START SUPPLIED INFORMATION

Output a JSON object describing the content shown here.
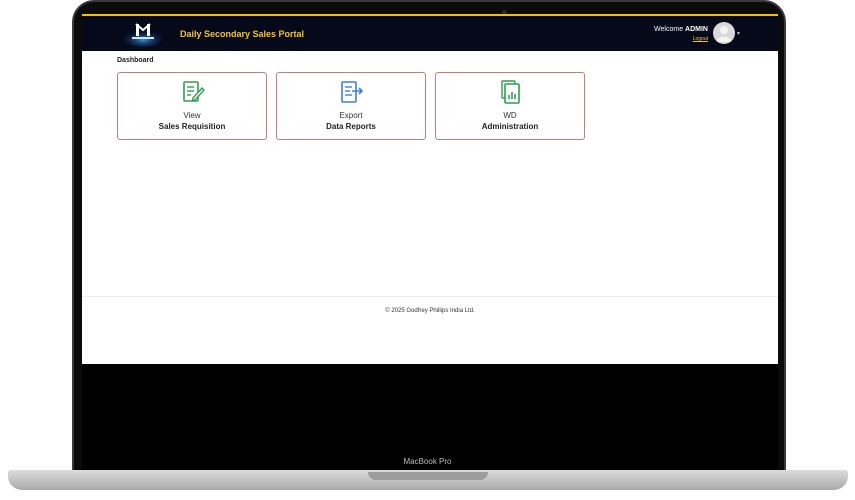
{
  "header": {
    "title": "Daily Secondary Sales Portal",
    "welcome_prefix": "Welcome",
    "username": "ADMIN",
    "logout": "Logout"
  },
  "breadcrumb": "Dashboard",
  "tiles": [
    {
      "line1": "View",
      "line2": "Sales Requisition",
      "icon": "edit-document-icon"
    },
    {
      "line1": "Export",
      "line2": "Data Reports",
      "icon": "export-document-icon"
    },
    {
      "line1": "WD",
      "line2": "Administration",
      "icon": "report-document-icon"
    }
  ],
  "footer": {
    "copyright": "© 2025 Godfrey Phillips India Ltd."
  },
  "device": {
    "label": "MacBook Pro"
  }
}
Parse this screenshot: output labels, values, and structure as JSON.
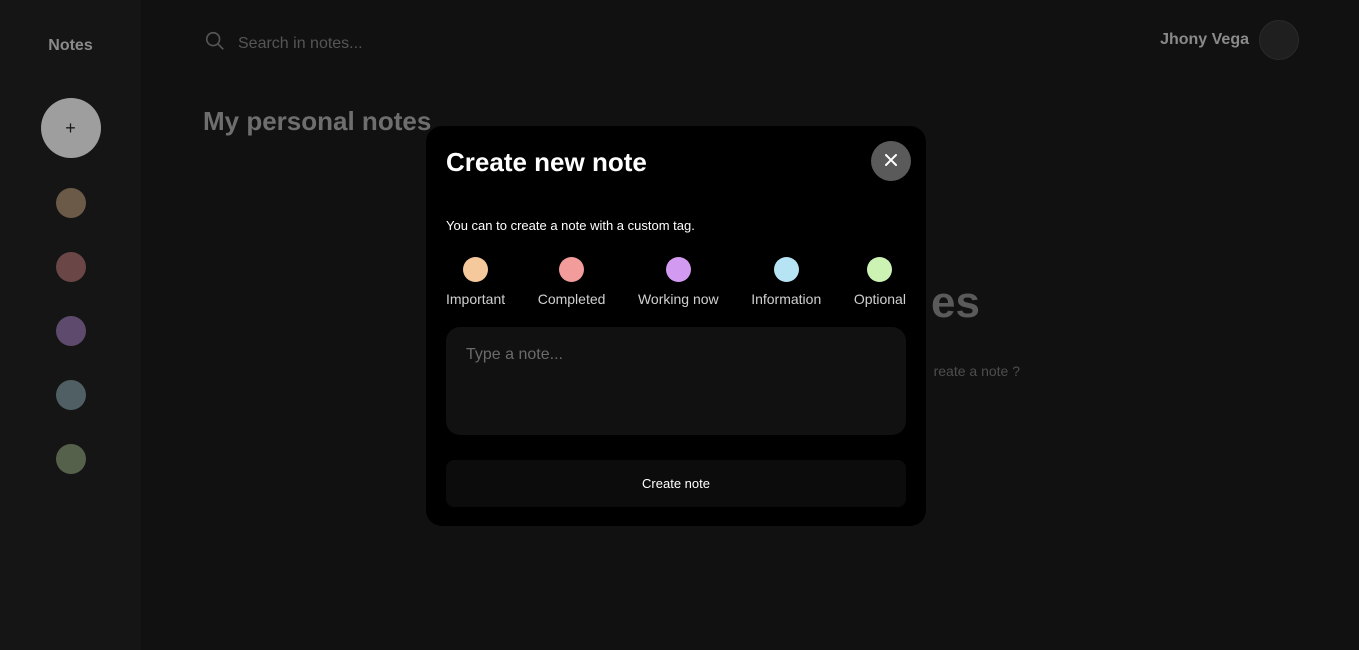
{
  "sidebar": {
    "brand": "Notes",
    "add_label": "+",
    "tags": [
      {
        "name": "important",
        "color": "#6b5a47"
      },
      {
        "name": "completed",
        "color": "#6a4646"
      },
      {
        "name": "working-now",
        "color": "#5e4a6c"
      },
      {
        "name": "information",
        "color": "#4f5f63"
      },
      {
        "name": "optional",
        "color": "#56614c"
      }
    ]
  },
  "header": {
    "search_placeholder": "Search in notes...",
    "search_icon": "search-icon",
    "user_name": "Jhony Vega"
  },
  "main": {
    "title": "My personal notes",
    "empty_title_visible": "es",
    "empty_subtitle_visible": "reate a note ?"
  },
  "modal": {
    "title": "Create new note",
    "close_icon": "close-icon",
    "description": "You can to create a note with a custom tag.",
    "tags": [
      {
        "label": "Important",
        "color": "#f6c99d"
      },
      {
        "label": "Completed",
        "color": "#f39c9c"
      },
      {
        "label": "Working now",
        "color": "#d39af2"
      },
      {
        "label": "Information",
        "color": "#b7e4f4"
      },
      {
        "label": "Optional",
        "color": "#cdf3b4"
      }
    ],
    "note_placeholder": "Type a note...",
    "create_label": "Create note"
  }
}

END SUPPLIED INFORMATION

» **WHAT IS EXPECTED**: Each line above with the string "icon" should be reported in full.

» **ANSWER AREA**:
      "icon": "edit-document-icon"
      "icon": "export-document-icon"
      "icon": "report-document-icon"
    "search_icon": "search-icon",
    "close_icon": "close-icon",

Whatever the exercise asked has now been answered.